== Task brief ==
Would you return the entries exactly, with every line intact?

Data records
──────────────────────────────

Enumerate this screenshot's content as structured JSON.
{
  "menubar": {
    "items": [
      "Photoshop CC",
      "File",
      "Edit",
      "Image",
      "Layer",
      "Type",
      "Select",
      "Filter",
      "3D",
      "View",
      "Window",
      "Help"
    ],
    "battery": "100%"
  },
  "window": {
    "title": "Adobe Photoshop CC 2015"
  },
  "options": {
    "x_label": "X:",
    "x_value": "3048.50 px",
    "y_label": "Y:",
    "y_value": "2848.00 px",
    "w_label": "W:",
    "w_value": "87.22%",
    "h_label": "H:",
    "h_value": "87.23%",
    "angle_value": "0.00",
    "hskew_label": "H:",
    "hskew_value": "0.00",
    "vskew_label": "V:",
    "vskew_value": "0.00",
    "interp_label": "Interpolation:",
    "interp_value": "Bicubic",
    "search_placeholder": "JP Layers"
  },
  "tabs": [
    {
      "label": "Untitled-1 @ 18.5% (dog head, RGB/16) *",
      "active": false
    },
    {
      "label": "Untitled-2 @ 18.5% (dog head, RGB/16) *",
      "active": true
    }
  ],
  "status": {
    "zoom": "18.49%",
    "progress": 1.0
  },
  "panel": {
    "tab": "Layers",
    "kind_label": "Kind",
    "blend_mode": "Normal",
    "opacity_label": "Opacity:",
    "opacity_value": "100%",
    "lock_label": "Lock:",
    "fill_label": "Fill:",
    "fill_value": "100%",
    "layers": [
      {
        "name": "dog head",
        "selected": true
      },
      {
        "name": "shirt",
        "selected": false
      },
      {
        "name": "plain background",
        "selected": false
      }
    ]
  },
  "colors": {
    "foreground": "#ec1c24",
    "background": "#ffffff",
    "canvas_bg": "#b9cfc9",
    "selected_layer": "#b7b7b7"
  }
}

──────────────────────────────

== Final answer ==
Enumerate this screenshot's content as structured JSON.
{
  "menubar": {
    "items": [
      "Photoshop CC",
      "File",
      "Edit",
      "Image",
      "Layer",
      "Type",
      "Select",
      "Filter",
      "3D",
      "View",
      "Window",
      "Help"
    ],
    "battery": "100%"
  },
  "window": {
    "title": "Adobe Photoshop CC 2015"
  },
  "options": {
    "x_label": "X:",
    "x_value": "3048.50 px",
    "y_label": "Y:",
    "y_value": "2848.00 px",
    "w_label": "W:",
    "w_value": "87.22%",
    "h_label": "H:",
    "h_value": "87.23%",
    "angle_value": "0.00",
    "hskew_label": "H:",
    "hskew_value": "0.00",
    "vskew_label": "V:",
    "vskew_value": "0.00",
    "interp_label": "Interpolation:",
    "interp_value": "Bicubic",
    "search_placeholder": "JP Layers"
  },
  "tabs": [
    {
      "label": "Untitled-1 @ 18.5% (dog head, RGB/16) *",
      "active": false
    },
    {
      "label": "Untitled-2 @ 18.5% (dog head, RGB/16) *",
      "active": true
    }
  ],
  "status": {
    "zoom": "18.49%",
    "progress": 1.0
  },
  "panel": {
    "tab": "Layers",
    "kind_label": "Kind",
    "blend_mode": "Normal",
    "opacity_label": "Opacity:",
    "opacity_value": "100%",
    "lock_label": "Lock:",
    "fill_label": "Fill:",
    "fill_value": "100%",
    "layers": [
      {
        "name": "dog head",
        "selected": true
      },
      {
        "name": "shirt",
        "selected": false
      },
      {
        "name": "plain background",
        "selected": false
      }
    ]
  },
  "colors": {
    "foreground": "#ec1c24",
    "background": "#ffffff",
    "canvas_bg": "#b9cfc9",
    "selected_layer": "#b7b7b7"
  }
}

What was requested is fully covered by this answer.